**WORK INSTRUCTION:** Considering only lines that hold the word "data", report how many there are in the listing below, as a single number.

**GIVEN ENTRIES:**
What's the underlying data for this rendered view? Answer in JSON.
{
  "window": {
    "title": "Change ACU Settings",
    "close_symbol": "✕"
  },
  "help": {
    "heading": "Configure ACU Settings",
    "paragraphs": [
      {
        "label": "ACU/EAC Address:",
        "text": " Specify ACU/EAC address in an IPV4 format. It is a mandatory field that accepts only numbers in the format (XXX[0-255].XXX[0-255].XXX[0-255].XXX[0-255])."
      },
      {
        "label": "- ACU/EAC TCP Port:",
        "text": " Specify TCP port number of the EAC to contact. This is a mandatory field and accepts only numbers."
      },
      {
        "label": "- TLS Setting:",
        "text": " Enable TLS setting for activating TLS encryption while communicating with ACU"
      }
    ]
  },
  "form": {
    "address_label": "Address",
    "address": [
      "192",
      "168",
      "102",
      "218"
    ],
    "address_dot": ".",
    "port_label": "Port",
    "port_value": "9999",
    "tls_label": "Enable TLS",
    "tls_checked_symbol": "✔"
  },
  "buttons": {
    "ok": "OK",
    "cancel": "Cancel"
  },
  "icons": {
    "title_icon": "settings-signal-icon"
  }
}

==

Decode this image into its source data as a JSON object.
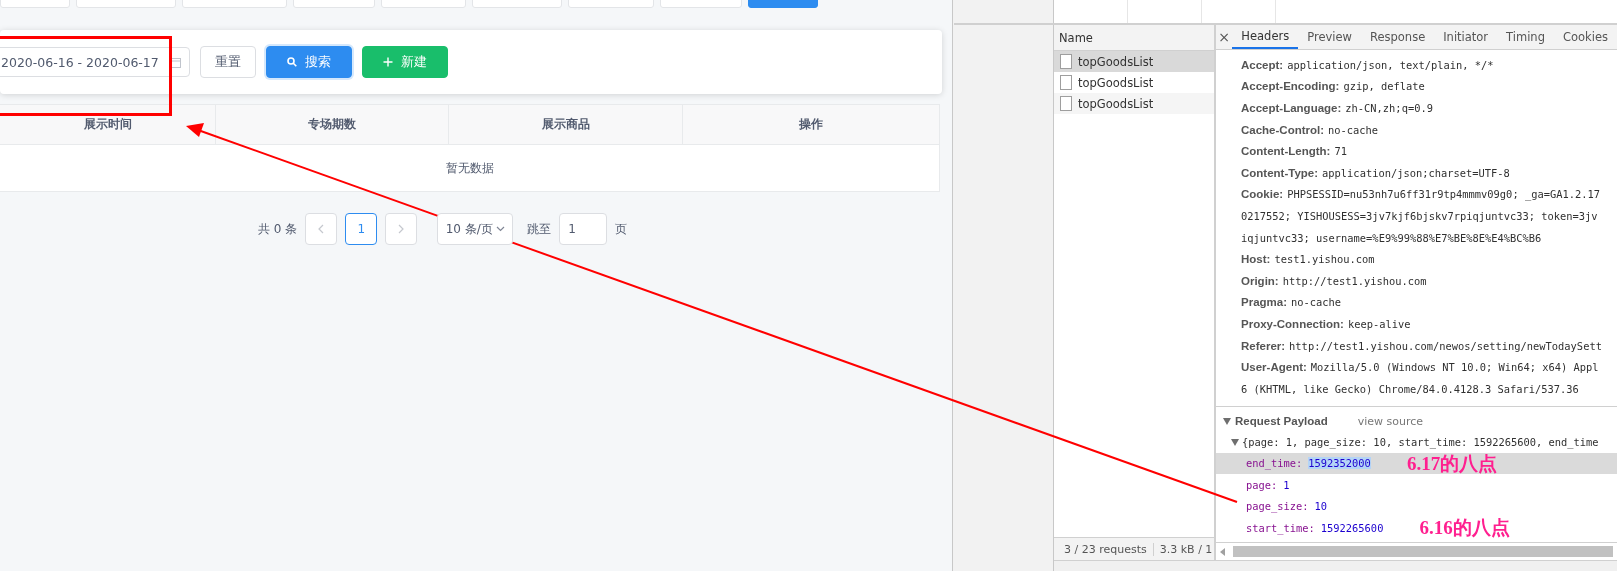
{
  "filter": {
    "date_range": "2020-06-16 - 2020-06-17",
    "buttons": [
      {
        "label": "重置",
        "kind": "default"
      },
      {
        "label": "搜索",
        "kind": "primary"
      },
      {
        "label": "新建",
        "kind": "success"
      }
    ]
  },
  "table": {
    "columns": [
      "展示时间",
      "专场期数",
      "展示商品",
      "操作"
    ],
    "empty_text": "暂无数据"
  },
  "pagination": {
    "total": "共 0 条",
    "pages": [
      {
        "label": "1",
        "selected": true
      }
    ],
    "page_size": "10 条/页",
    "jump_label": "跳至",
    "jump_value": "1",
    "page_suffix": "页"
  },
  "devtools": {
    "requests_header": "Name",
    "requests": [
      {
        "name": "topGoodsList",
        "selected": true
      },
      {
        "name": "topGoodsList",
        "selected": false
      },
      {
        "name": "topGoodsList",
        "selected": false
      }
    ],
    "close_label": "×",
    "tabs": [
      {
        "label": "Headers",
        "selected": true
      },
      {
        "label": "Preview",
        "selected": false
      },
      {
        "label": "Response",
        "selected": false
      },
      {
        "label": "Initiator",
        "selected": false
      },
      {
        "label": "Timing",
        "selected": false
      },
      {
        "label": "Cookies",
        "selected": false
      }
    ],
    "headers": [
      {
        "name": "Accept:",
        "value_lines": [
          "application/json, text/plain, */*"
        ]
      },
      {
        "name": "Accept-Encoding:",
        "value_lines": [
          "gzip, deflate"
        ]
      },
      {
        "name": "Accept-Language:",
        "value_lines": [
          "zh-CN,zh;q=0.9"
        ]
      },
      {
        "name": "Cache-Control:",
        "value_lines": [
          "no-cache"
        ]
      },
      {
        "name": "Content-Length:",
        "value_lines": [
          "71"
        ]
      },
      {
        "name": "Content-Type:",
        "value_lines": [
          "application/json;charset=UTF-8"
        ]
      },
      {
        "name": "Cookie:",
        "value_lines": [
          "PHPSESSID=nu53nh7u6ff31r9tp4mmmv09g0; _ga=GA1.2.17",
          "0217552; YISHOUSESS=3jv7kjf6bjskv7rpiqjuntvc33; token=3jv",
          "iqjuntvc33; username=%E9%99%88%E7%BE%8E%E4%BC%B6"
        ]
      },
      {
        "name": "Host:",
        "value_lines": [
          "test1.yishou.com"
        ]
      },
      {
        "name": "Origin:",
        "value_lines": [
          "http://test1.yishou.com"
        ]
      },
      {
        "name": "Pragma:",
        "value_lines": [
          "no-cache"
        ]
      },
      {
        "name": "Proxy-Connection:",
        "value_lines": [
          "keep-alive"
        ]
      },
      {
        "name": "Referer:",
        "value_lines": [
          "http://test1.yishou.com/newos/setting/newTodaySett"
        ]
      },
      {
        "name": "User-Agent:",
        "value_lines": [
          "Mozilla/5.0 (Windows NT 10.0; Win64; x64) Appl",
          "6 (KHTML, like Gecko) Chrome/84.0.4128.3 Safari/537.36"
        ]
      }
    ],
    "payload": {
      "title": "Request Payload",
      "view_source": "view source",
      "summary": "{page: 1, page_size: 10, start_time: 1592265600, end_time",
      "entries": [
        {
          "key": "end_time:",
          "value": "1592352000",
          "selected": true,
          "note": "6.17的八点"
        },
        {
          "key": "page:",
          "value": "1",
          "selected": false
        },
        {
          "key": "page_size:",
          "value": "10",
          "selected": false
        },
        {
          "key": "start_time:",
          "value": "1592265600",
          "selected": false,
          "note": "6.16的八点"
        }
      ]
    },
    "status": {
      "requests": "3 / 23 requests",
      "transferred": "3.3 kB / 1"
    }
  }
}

**OUTPUT OF THE EXERCISE:** 2